U.K. Disability Employment: Information and Resources
Disabled World (disabled-world.com)
Revised/Updated: Friday, 19th July 2019
Information on disability employment services and opportunities including DDA employer laws in the UK.
- When you're looking for work, look for the 'positive about disabled people' symbol (with 2 ticks) on adverts and application forms.
- Long-term disability means that the condition must last, or be likely to last, for more than 12 months.
According to the World Bank, "The goal of employment policy for disabled people is full inclusion in the general labor market. Achieving that goal requires efforts in training and education, vocational rehabilitation, accessible transport, and the right to accommodations in the workplace. These accommodations include accessible work stations, job restructuring, and special equipment or assistive devices."

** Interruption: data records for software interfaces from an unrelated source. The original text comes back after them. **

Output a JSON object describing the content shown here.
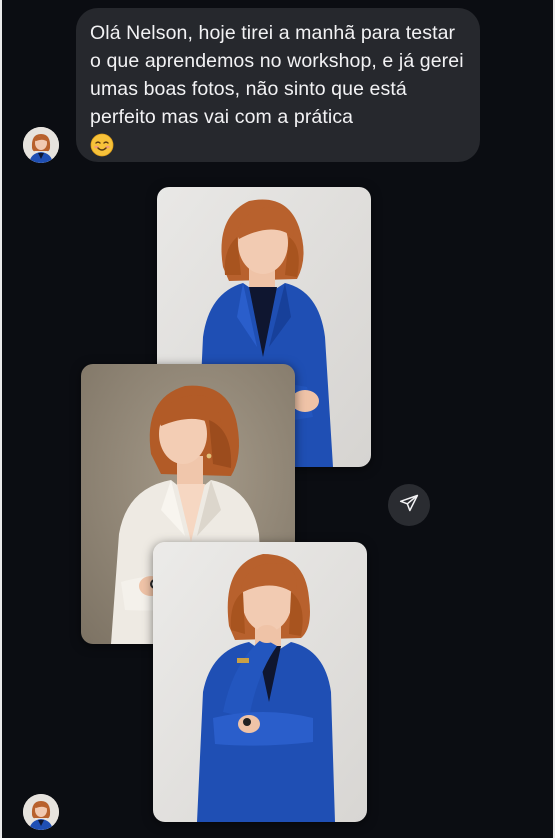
{
  "message": {
    "text": "Olá Nelson, hoje tirei a manhã para testar o que aprendemos no workshop, e já gerei umas boas fotos, não sinto que está perfeito mas vai com a prática",
    "emoji": "smiling-face-with-blush-emoji"
  },
  "photos": [
    {
      "subject": "woman-blue-blazer-arms-crossed"
    },
    {
      "subject": "woman-white-blazer-profile"
    },
    {
      "subject": "woman-blue-blazer-hand-on-chin"
    }
  ],
  "actions": {
    "share_icon": "paper-plane-icon"
  },
  "colors": {
    "background": "#0b0d12",
    "bubble": "#26282d",
    "text": "#f2f2f4",
    "blazer_blue": "#1f4fb4",
    "blazer_white": "#eeeae3",
    "hair": "#b8612d"
  }
}
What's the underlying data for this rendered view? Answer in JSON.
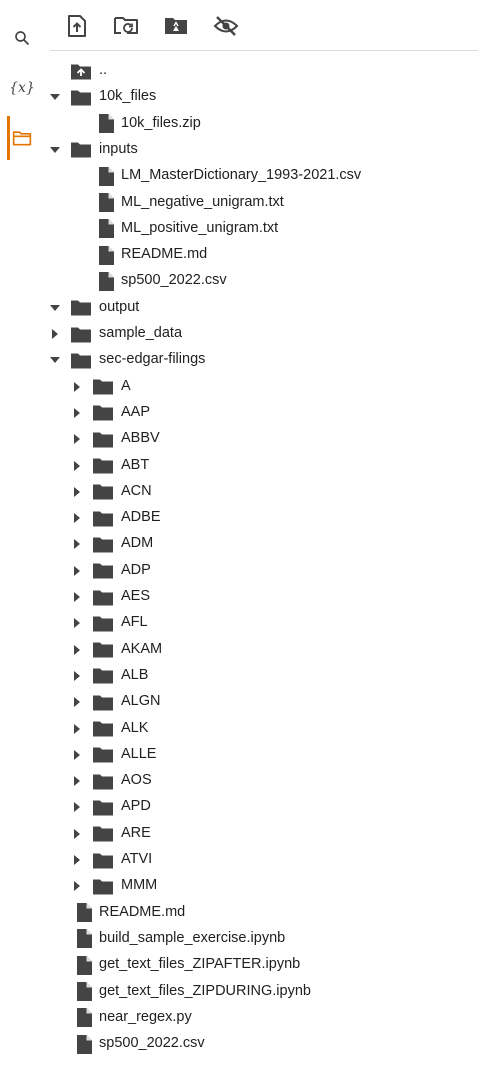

Of the working-age people with disabilities in the UK, almost half are employed - but this figure should be higher. With the right support, many more could join their ranks.
The UK Disability Discrimination Act 1995 (DDA)
Employees with disabilities share the same general employment rights as other workers, but there are also some special provisions for them under the Disability Discrimination Act (DDA).
The main piece of legislation which makes it unlawful to discriminate against a disabled person in their terms of employment, promotion opportunities, by dismissing them or by subjecting them to any other detriment. All employers have to comply with this Act.
The DDA defines disability for the purposes of the Act:
- There must be a mental or physical condition which has a substantial and long-term adverse affect on the employee's ability to carry out normal day-to-day activities.
- Long-term means that the condition must last, or be likely to last, for more than 12 months.
Looking for Work
If you want to work but have a disability that makes working a problem you may be able to get help from the access to work scheme. This provides practical advice and support to help you overcome work-related obstacles. It can also give you grants towards extra employment costs. An Access to Work grant can pay for practical support if you have a disability, health or mental health condition to help you: start working, stay in work, move into self-employment or start a business. The money doesn't have to be paid back and will not affect your other benefits. The grant is not for business start-up costs. How much you get depends on your circumstances.
When you're looking for work, look for the 'positive about disabled people' symbol (with 2 ticks) on adverts and application forms. The symbol means the employer is committed to employing disabled people. If a job advert displays the symbol, you'll be guaranteed an interview if you meet the basic conditions for the job.
Employers must make reasonable adjustments to make sure disabled workers aren't seriously disadvantaged when doing their jobs.
Your DEA can tell you about programs and grants to help you back into work. These include:
- Residential Training - to give you work experience and training.
- Work Choice - to help you find a job, and get support when you start work.
- Access to Work - money towards a support worker or for the cost of equipment or traveling to work.
Facts and Statistics
- Nearly one in five people of working age (6.9 million, or 19%) in Great Britain are disabled.
- Disabled people are more than twice as likely as non-disabled people to have no qualifications (26% as opposed to 10%)
- World Health Organization (WHO) predict that by 2020, depression will be the most common form of disability.
- Only about half of disabled people of working age are in work (50%), compared with 80% of non disabled people of working age.
- There are currently 1.2 million disabled people in the UK who are available for and want to work.
- The average gross hourly pay for disabled employees is £10.31 compared to £11.39 for non disabled employees.
- Mental health problems, such as depression and anxiety, now account for more Incapacity Benefit claims than back pain.
- 90% of people moving on to Incapacity Benefit expect to get work; after 12 months 40% would still be unemployed - with just a 20% chance of finding work within the next five years
- In the UK Directgov offers disabled people information on a wide range of topics including independent living, financial support, health and social services, employment and travel.
UK businesses are still discriminating against disabled workers as one in five feel they are unsupported and treated differently, according to law firm Leigh Day.
The organization's Purple Workforce report also found that almost half of disabled worker respondents admitted they would not feel comfortable disclosing a disability when applying for a new job.
Disability Confident is the name of a campaign initiated by the U.K. Department for Work and Pensions (DWP) designed to help companies become more willing to employ disabled staff, by offering advice and breaking down unhelpful work-related myths.
Disability Confident - What Does it Mean- Disabled World - (2014-04-04)
Subtopics and Associated Subjects
- 1 - UK Paramedic Students to Benefit from Additional NHS Funding : Department of Health and Social Care (2020/01/21)
- 2 - To Improve Mental Health UK Employees Moving to Flexible Workplaces : Wildgoose (2019/07/10)
- 3 - Access to Work: Barriers to Work for Deaf and Disabled People : Ekklesia (2017/10/26)
- 4 - HoverCare - Accessibility Training Initiative by Hovertravel : Hovertravel (2017/09/29)
- 5 - Brexit Impact on UK Disability Employment : The Clear Company (2016/06/26)
- 6 - Disability Confident: Meaning and Information : Disabled World (2014/04/04)
- 7 - 33% of People on UK Incapacity Benefits Capable of Working : DWP (2013/02/03)